Task directions -
I would like every line of the records below that contains the word "JSON" copied.

Source data Block Start

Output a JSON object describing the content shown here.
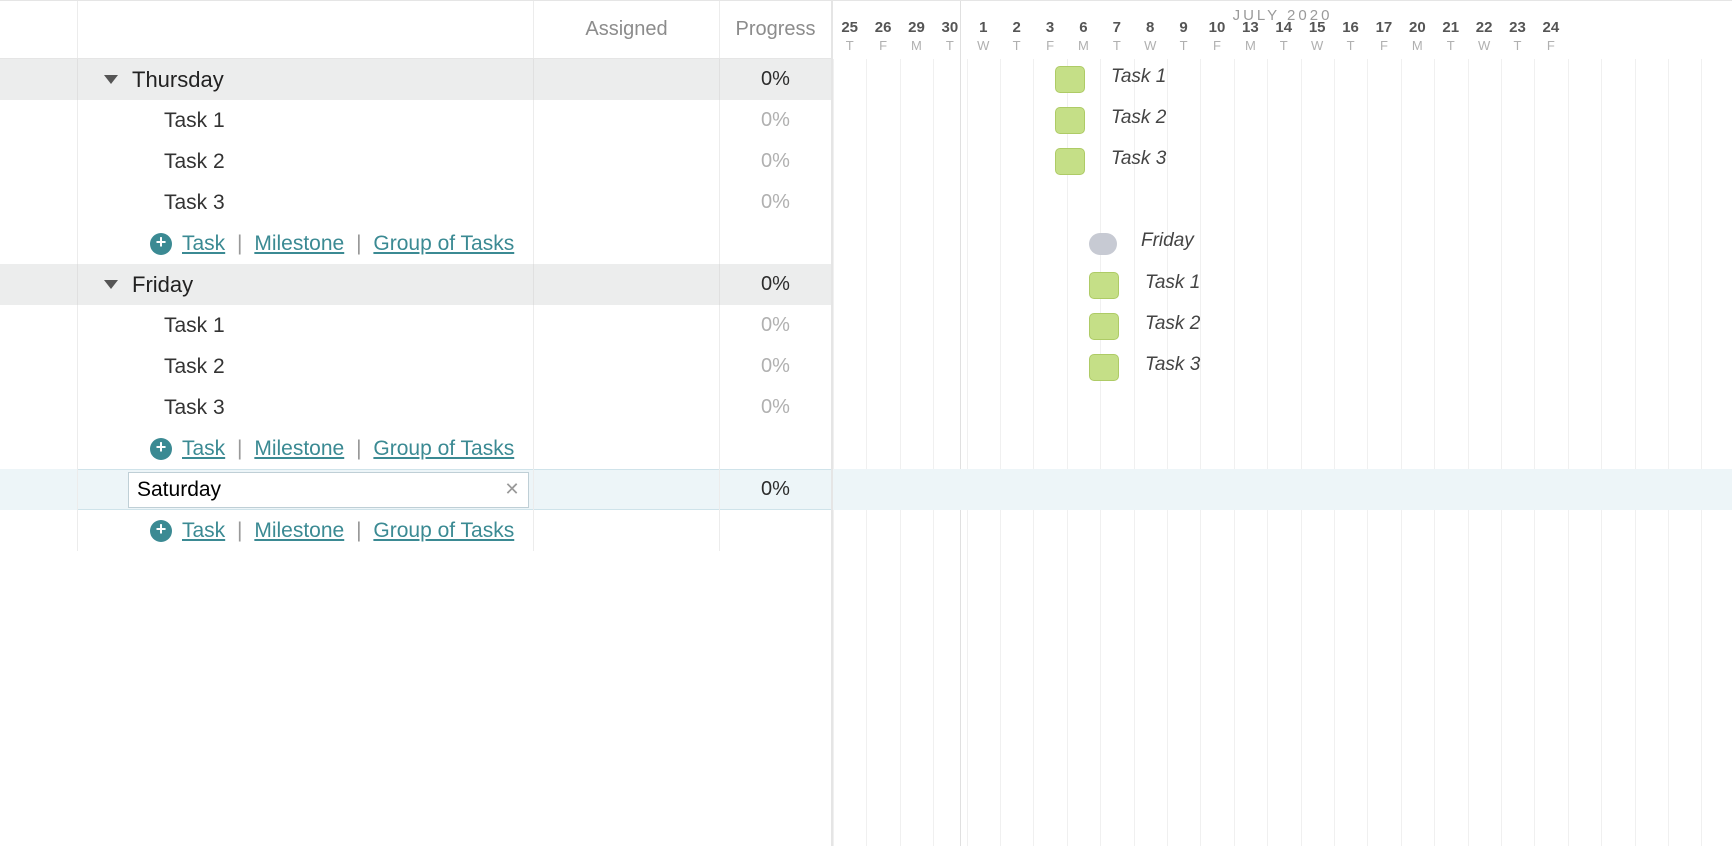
{
  "columns": {
    "assigned": "Assigned",
    "progress": "Progress"
  },
  "timeline_header": "JULY 2020",
  "days": [
    {
      "d": "25",
      "w": "T"
    },
    {
      "d": "26",
      "w": "F"
    },
    {
      "d": "29",
      "w": "M"
    },
    {
      "d": "30",
      "w": "T"
    },
    {
      "d": "1",
      "w": "W"
    },
    {
      "d": "2",
      "w": "T"
    },
    {
      "d": "3",
      "w": "F"
    },
    {
      "d": "6",
      "w": "M"
    },
    {
      "d": "7",
      "w": "T"
    },
    {
      "d": "8",
      "w": "W"
    },
    {
      "d": "9",
      "w": "T"
    },
    {
      "d": "10",
      "w": "F"
    },
    {
      "d": "13",
      "w": "M"
    },
    {
      "d": "14",
      "w": "T"
    },
    {
      "d": "15",
      "w": "W"
    },
    {
      "d": "16",
      "w": "T"
    },
    {
      "d": "17",
      "w": "F"
    },
    {
      "d": "20",
      "w": "M"
    },
    {
      "d": "21",
      "w": "T"
    },
    {
      "d": "22",
      "w": "W"
    },
    {
      "d": "23",
      "w": "T"
    },
    {
      "d": "24",
      "w": "F"
    }
  ],
  "groups": {
    "thursday": {
      "name": "Thursday",
      "progress": "0%",
      "tasks": {
        "t1": {
          "name": "Task 1",
          "progress": "0%"
        },
        "t2": {
          "name": "Task 2",
          "progress": "0%"
        },
        "t3": {
          "name": "Task 3",
          "progress": "0%"
        }
      }
    },
    "friday": {
      "name": "Friday",
      "progress": "0%",
      "tasks": {
        "t1": {
          "name": "Task 1",
          "progress": "0%"
        },
        "t2": {
          "name": "Task 2",
          "progress": "0%"
        },
        "t3": {
          "name": "Task 3",
          "progress": "0%"
        }
      }
    },
    "saturday": {
      "name_input": "Saturday",
      "progress": "0%"
    }
  },
  "add_links": {
    "task": "Task",
    "milestone": "Milestone",
    "group": "Group of Tasks"
  },
  "gantt": {
    "thursday": {
      "t1": {
        "label": "Task 1"
      },
      "t2": {
        "label": "Task 2"
      },
      "t3": {
        "label": "Task 3"
      }
    },
    "friday": {
      "group_label": "Friday",
      "t1": {
        "label": "Task 1"
      },
      "t2": {
        "label": "Task 2"
      },
      "t3": {
        "label": "Task 3"
      }
    }
  }
}
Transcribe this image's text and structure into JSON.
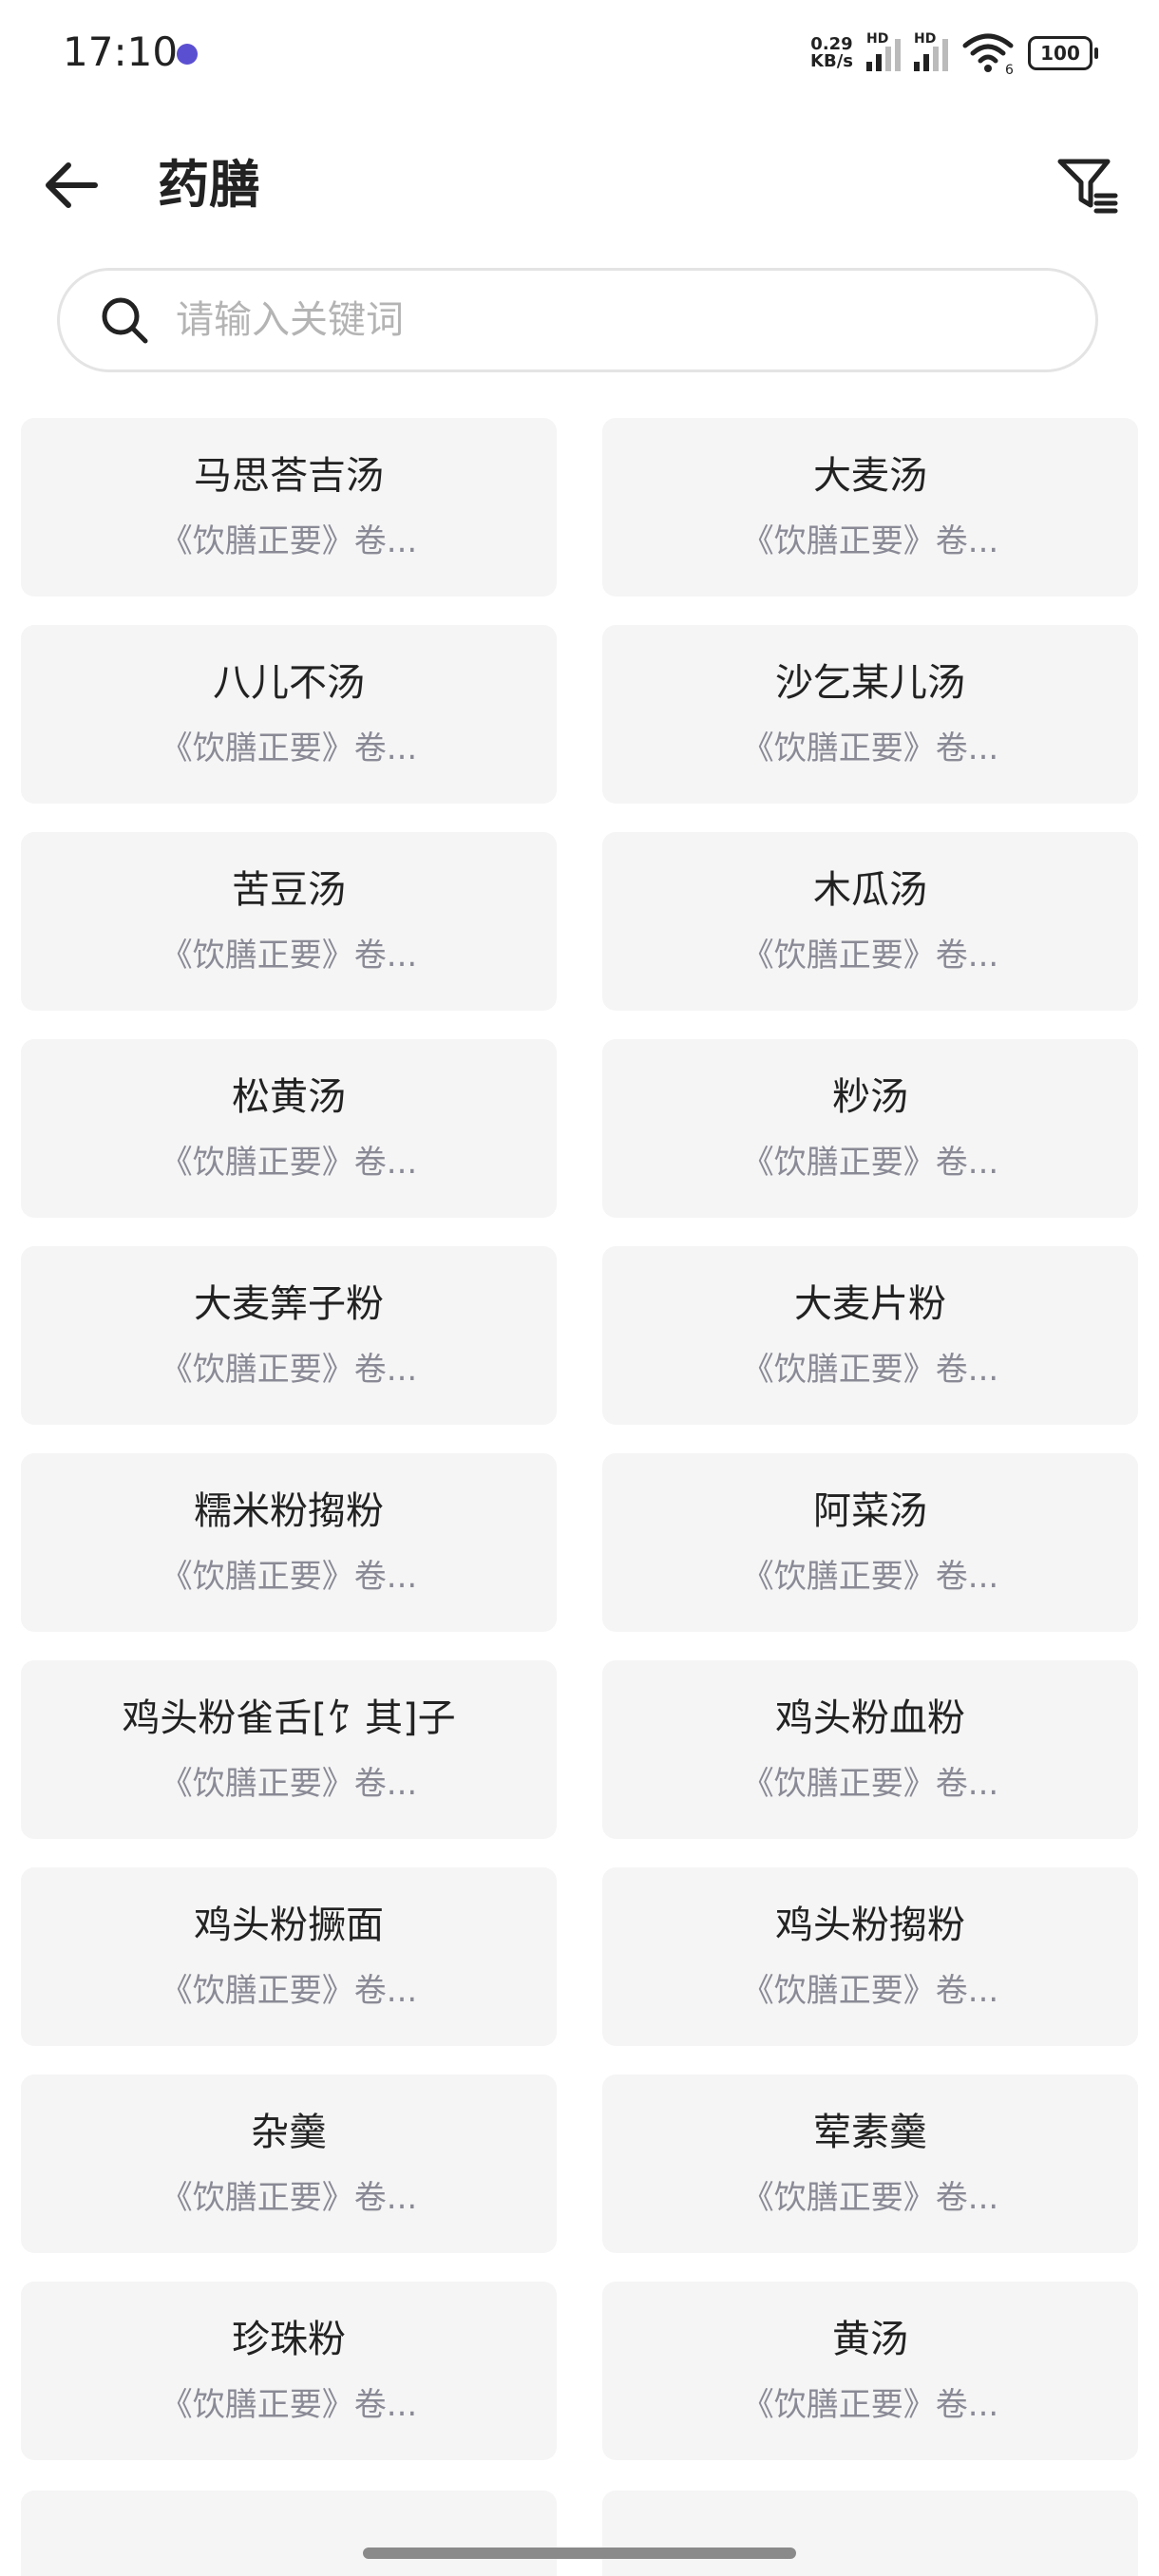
{
  "status_bar": {
    "time": "17:10",
    "net_speed_value": "0.29",
    "net_speed_unit": "KB/s",
    "hd_label": "HD",
    "battery": "100",
    "wifi_label": "6"
  },
  "header": {
    "title": "药膳"
  },
  "search": {
    "placeholder": "请输入关键词"
  },
  "items": [
    {
      "title": "马思荅吉汤",
      "source": "《饮膳正要》卷..."
    },
    {
      "title": "大麦汤",
      "source": "《饮膳正要》卷..."
    },
    {
      "title": "八儿不汤",
      "source": "《饮膳正要》卷..."
    },
    {
      "title": "沙乞某儿汤",
      "source": "《饮膳正要》卷..."
    },
    {
      "title": "苦豆汤",
      "source": "《饮膳正要》卷..."
    },
    {
      "title": "木瓜汤",
      "source": "《饮膳正要》卷..."
    },
    {
      "title": "松黄汤",
      "source": "《饮膳正要》卷..."
    },
    {
      "title": "粆汤",
      "source": "《饮膳正要》卷..."
    },
    {
      "title": "大麦筭子粉",
      "source": "《饮膳正要》卷..."
    },
    {
      "title": "大麦片粉",
      "source": "《饮膳正要》卷..."
    },
    {
      "title": "糯米粉搊粉",
      "source": "《饮膳正要》卷..."
    },
    {
      "title": "阿菜汤",
      "source": "《饮膳正要》卷..."
    },
    {
      "title": "鸡头粉雀舌[饣其]子",
      "source": "《饮膳正要》卷..."
    },
    {
      "title": "鸡头粉血粉",
      "source": "《饮膳正要》卷..."
    },
    {
      "title": "鸡头粉撅面",
      "source": "《饮膳正要》卷..."
    },
    {
      "title": "鸡头粉搊粉",
      "source": "《饮膳正要》卷..."
    },
    {
      "title": "杂羹",
      "source": "《饮膳正要》卷..."
    },
    {
      "title": "荤素羹",
      "source": "《饮膳正要》卷..."
    },
    {
      "title": "珍珠粉",
      "source": "《饮膳正要》卷..."
    },
    {
      "title": "黄汤",
      "source": "《饮膳正要》卷..."
    }
  ]
}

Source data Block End

Finished exercise -
Output a JSON object describing the content shown here.
Transcribe this image's text and structure into JSON.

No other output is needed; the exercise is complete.